REstoration | Community

Gouritz Ecological Corridors Project


The project focuses on the enhancement of ecological functionality of the Gouritz mountain and river corridors in the Langeberg region comprising Riversdale-Herbertsdale-Ruiterbos.

The project area also has a Northern extension into the Rooiberg-Gamkaberg mountain regions in the semi-arid Klein Karoo.



2019 – 2025


DOB Ecology, Local farmers, CapeNature, Southern Cape Fire Protection Association, Agri Wes Kaap, Working for Wetlands, LandCare, and other stakeholders

Total number of participating Landowners

Total number of hectares for participating landowners

Please note: These statistics are quoted from project inception to end of April 2024

Project Objective

To establish and maintain ecological corridors in the Gouritz Cluster Biosphere Reserve, through landscape rehabilitation and promoting sustainable land-use practices by supporting farmers and landowners.

This project aims to enhance landscape-scale ecological processes along mountain ranges, rivers associated with the Gouritz River and micro corridors within transformed landscapes. Corridors are landscape-level ecological connections that are critical for ecological processes and the long-term survival of wild animals and plants, especially in the context of climate change.
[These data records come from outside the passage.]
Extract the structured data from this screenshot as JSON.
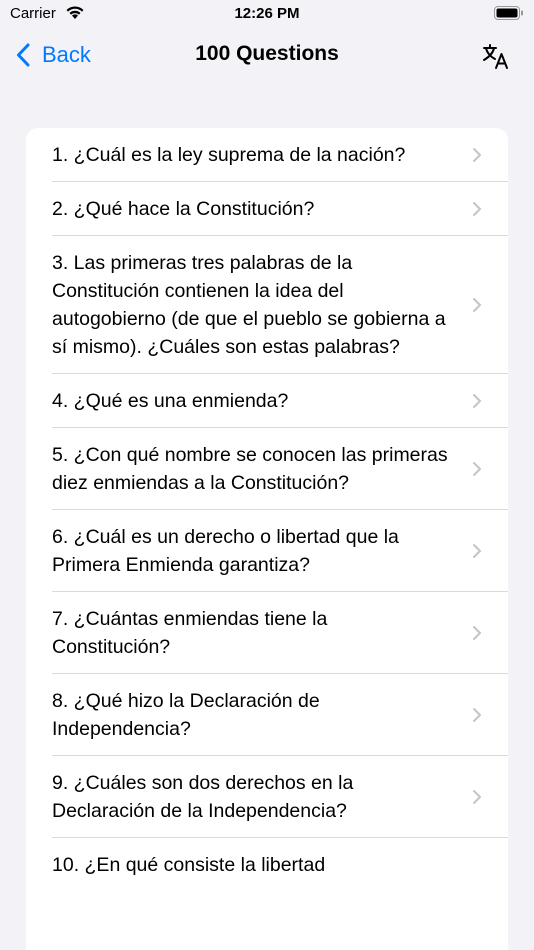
{
  "status": {
    "carrier": "Carrier",
    "time": "12:26 PM"
  },
  "nav": {
    "back_label": "Back",
    "title": "100 Questions"
  },
  "questions": [
    "1. ¿Cuál es la ley suprema de la nación?",
    "2. ¿Qué hace la Constitución?",
    "3. Las primeras tres palabras de la Constitución contienen la idea del autogobierno (de que el pueblo se gobierna a sí mismo). ¿Cuáles son estas palabras?",
    "4. ¿Qué es una enmienda?",
    "5. ¿Con qué nombre se conocen las primeras diez enmiendas a la Constitución?",
    "6. ¿Cuál es un derecho o libertad que la Primera Enmienda garantiza?",
    "7. ¿Cuántas enmiendas tiene la Constitución?",
    "8. ¿Qué hizo la Declaración de Independencia?",
    "9. ¿Cuáles son dos derechos en la Declaración de la Independencia?",
    "10. ¿En qué consiste la libertad"
  ],
  "icons": {
    "back": "chevron-left-icon",
    "translate": "translate-icon",
    "row": "chevron-right-icon"
  },
  "colors": {
    "accent": "#007aff",
    "background": "#f2f2f7",
    "chevron": "#c4c4c7"
  }
}
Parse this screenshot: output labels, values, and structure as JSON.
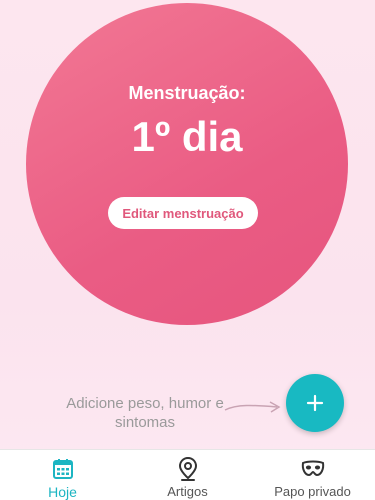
{
  "hero": {
    "title": "Menstruação:",
    "day": "1º dia",
    "edit_button": "Editar menstruação"
  },
  "hint": {
    "text": "Adicione peso, humor e sintomas"
  },
  "fab": {
    "icon": "plus-icon"
  },
  "nav": {
    "items": [
      {
        "label": "Hoje",
        "icon": "calendar-icon",
        "active": true
      },
      {
        "label": "Artigos",
        "icon": "location-pin-icon",
        "active": false
      },
      {
        "label": "Papo privado",
        "icon": "mask-icon",
        "active": false
      }
    ]
  },
  "colors": {
    "accent": "#1cb5c2",
    "circle": "#ea5c84",
    "background": "#fde6ef"
  }
}
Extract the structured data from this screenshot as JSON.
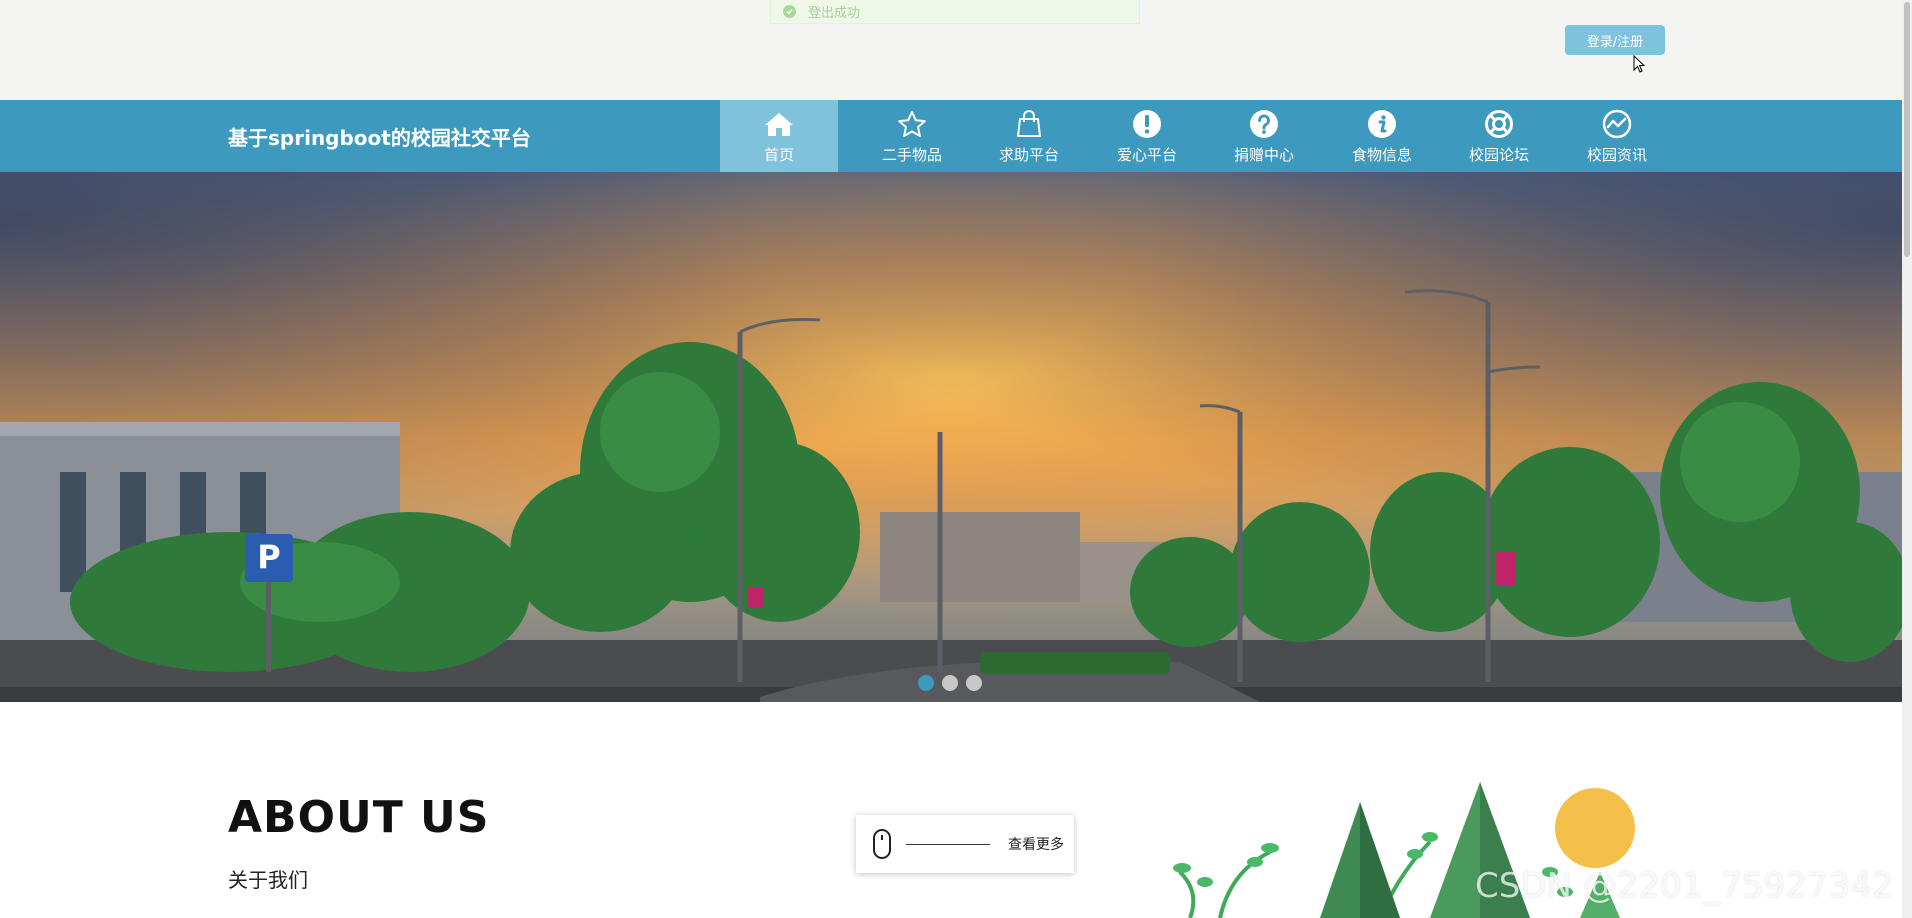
{
  "toast": {
    "message": "登出成功"
  },
  "header": {
    "login_label": "登录/注册"
  },
  "navbar": {
    "brand": "基于springboot的校园社交平台",
    "items": [
      {
        "label": "首页",
        "icon": "home-icon",
        "active": true
      },
      {
        "label": "二手物品",
        "icon": "star-icon",
        "active": false
      },
      {
        "label": "求助平台",
        "icon": "shopping-bag-icon",
        "active": false
      },
      {
        "label": "爱心平台",
        "icon": "exclamation-icon",
        "active": false
      },
      {
        "label": "捐赠中心",
        "icon": "question-icon",
        "active": false
      },
      {
        "label": "食物信息",
        "icon": "info-icon",
        "active": false
      },
      {
        "label": "校园论坛",
        "icon": "lifebuoy-icon",
        "active": false
      },
      {
        "label": "校园资讯",
        "icon": "trend-icon",
        "active": false
      }
    ]
  },
  "carousel": {
    "slide_count": 3,
    "active_index": 0
  },
  "about": {
    "title": "ABOUT US",
    "subtitle": "关于我们",
    "more_label": "查看更多"
  },
  "watermark": "CSDN @2201_75927342",
  "colors": {
    "nav": "#3d99bd",
    "nav_active": "#80c1dc",
    "login": "#7ec3dd"
  }
}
The project aims to establish landscape-level strategies for effective fire management, successful invasive alien plant control, and improved river and wetland health by means of growing collaboration between farmers and other landowners. By identifying and analysing environmental threats and opportunities with farmers and stakeholders, the project aims to assist with implementing practical and cooperative strategies to address threats and opportunities at a landscape scale.

Project Implementation

Much of our region and country’s most ecologically sensitive areas fall on private land. Maintaining these areas, and implementing ecological restoration is therefore intrinsically linked to working with the landowners of these properties. Therefore, unlike many traditional ecological restoration projects, the ecological corridor project focuses more on building relationships with farmers and landowners and supporting them in their management of, and decision-making regarding their land. 

Corridor Building and Conservation Extension 


  • Regular extension services to willing landowners to establish joint landscape level strategies:
    Through a skilled extension and communications team, local capacity and partnerships are strengthened to restore and protect natural ecosystems of high conservation value, in a network of mountain and river corridors. Landscape level strategies include: 
    • strategies for effective fire management 
    • soil conservation 
    • wildlife management 
    • successful invasive alien plant control 
    • and improved river and wetland health 
  • Leveraging resources, expertise and technical support:
    Identifying and analysing environmental challenges with local stakeholders and other partners, the programme will assist landowners with implementing practical and co-operative solutions on a landscape-wide scale, to support sustainable farming livelihoods and local biodiversity.

    The overall aim is to leverage stakeholder action – getting landowners to partner with GCBR in the work of the Biosphere Reserve! 

  • Innovation, demonstration, knowledge development and communication:  

    Stakeholder communication networks: 
    • The project seeks to build and maintain communication channels across various stakeholders in the landscape, both on a local level, and institutional level (for example, between protected areas (under CapeNature management) and private landowners: the extension team will engage with in-field reserve managers where necessary; the GCBR Chief Executive maintains relationships with senior CapeNature officials on pertinent matters).

      Knowledge development:

    • The project continues to develop various information resources which will help landowners achieve goals towards sustainable land-use practices (see resources such as the landowners portal or the management guidelines). Additionally, demo

      Demonstration and Innovation: 

    • Support is given to landowners to trial new methods in sustainable land management, such as doing trial methods of intercropping and no till methods, or planning new veld burning regimes in collaboration with neighbouring landowners.  
    • Innovative methods of land rehabilitation are being tested in collaboration with the Gouritz Resilient Rivers Project (the restoration implementing project of the GCBR) – see the project page here for more details.